- WHAT YOU WILL DO
Every line below that holds the word "true" must be listed.

- DATA PROVIDED

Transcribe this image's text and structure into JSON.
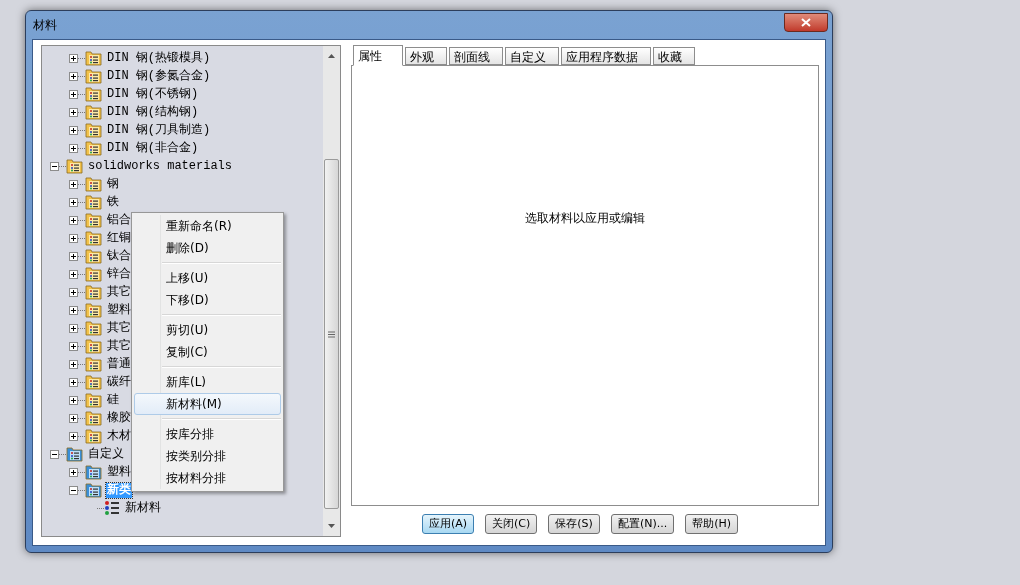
{
  "window": {
    "title": "材料"
  },
  "tree": {
    "items": [
      {
        "children": [
          {
            "label": "DIN 钢(热锻模具)",
            "kind": "folder",
            "expanded": false,
            "selected": false
          },
          {
            "label": "DIN 钢(参氮合金)",
            "kind": "folder",
            "expanded": false,
            "selected": false
          },
          {
            "label": "DIN 钢(不锈钢)",
            "kind": "folder",
            "expanded": false,
            "selected": false
          },
          {
            "label": "DIN 钢(结构钢)",
            "kind": "folder",
            "expanded": false,
            "selected": false
          },
          {
            "label": "DIN 钢(刀具制造)",
            "kind": "folder",
            "expanded": false,
            "selected": false
          },
          {
            "label": "DIN 钢(非合金)",
            "kind": "folder",
            "expanded": false,
            "selected": false
          }
        ]
      },
      {
        "label": "solidworks materials",
        "kind": "folder",
        "expanded": true,
        "selected": false,
        "children": [
          {
            "label": "钢",
            "kind": "folder",
            "expanded": false,
            "selected": false
          },
          {
            "label": "铁",
            "kind": "folder",
            "expanded": false,
            "selected": false
          },
          {
            "label": "铝合",
            "kind": "folder",
            "expanded": false,
            "selected": false
          },
          {
            "label": "红铜",
            "kind": "folder",
            "expanded": false,
            "selected": false
          },
          {
            "label": "钛合",
            "kind": "folder",
            "expanded": false,
            "selected": false
          },
          {
            "label": "锌合",
            "kind": "folder",
            "expanded": false,
            "selected": false
          },
          {
            "label": "其它",
            "kind": "folder",
            "expanded": false,
            "selected": false
          },
          {
            "label": "塑料",
            "kind": "folder",
            "expanded": false,
            "selected": false
          },
          {
            "label": "其它",
            "kind": "folder",
            "expanded": false,
            "selected": false
          },
          {
            "label": "其它",
            "kind": "folder",
            "expanded": false,
            "selected": false
          },
          {
            "label": "普通",
            "kind": "folder",
            "expanded": false,
            "selected": false
          },
          {
            "label": "碳纤",
            "kind": "folder",
            "expanded": false,
            "selected": false
          },
          {
            "label": "硅",
            "kind": "folder",
            "expanded": false,
            "selected": false
          },
          {
            "label": "橡胶",
            "kind": "folder",
            "expanded": false,
            "selected": false
          },
          {
            "label": "木材",
            "kind": "folder",
            "expanded": false,
            "selected": false
          }
        ]
      },
      {
        "label": "自定义",
        "kind": "custom_folder",
        "expanded": true,
        "selected": false,
        "children": [
          {
            "label": "塑料",
            "kind": "custom_folder",
            "expanded": false,
            "selected": false
          },
          {
            "label": "新类",
            "kind": "custom_folder",
            "expanded": true,
            "selected": true,
            "children": [
              {
                "label": "新材料",
                "kind": "material",
                "selected": false
              }
            ]
          }
        ]
      }
    ]
  },
  "context_menu": {
    "groups": [
      [
        {
          "label": "重新命名(R)",
          "highlighted": false
        },
        {
          "label": "删除(D)",
          "highlighted": false
        }
      ],
      [
        {
          "label": "上移(U)",
          "highlighted": false
        },
        {
          "label": "下移(D)",
          "highlighted": false
        }
      ],
      [
        {
          "label": "剪切(U)",
          "highlighted": false
        },
        {
          "label": "复制(C)",
          "highlighted": false
        }
      ],
      [
        {
          "label": "新库(L)",
          "highlighted": false
        },
        {
          "label": "新材料(M)",
          "highlighted": true
        }
      ],
      [
        {
          "label": "按库分排",
          "highlighted": false
        },
        {
          "label": "按类别分排",
          "highlighted": false
        },
        {
          "label": "按材料分排",
          "highlighted": false
        }
      ]
    ]
  },
  "tabs": [
    {
      "label": "属性",
      "selected": true
    },
    {
      "label": "外观",
      "selected": false
    },
    {
      "label": "剖面线",
      "selected": false
    },
    {
      "label": "自定义",
      "selected": false
    },
    {
      "label": "应用程序数据",
      "selected": false
    },
    {
      "label": "收藏",
      "selected": false
    }
  ],
  "message": "选取材料以应用或编辑",
  "buttons": [
    {
      "label": "应用(A)",
      "default": true
    },
    {
      "label": "关闭(C)",
      "default": false
    },
    {
      "label": "保存(S)",
      "default": false
    },
    {
      "label": "配置(N)...",
      "default": false
    },
    {
      "label": "帮助(H)",
      "default": false
    }
  ]
}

- TASK RESULT
        "expanded": true,
        "expanded": true,
            "expanded": true,
            "selected": true,
          "highlighted": true
      "selected": true
      "default": true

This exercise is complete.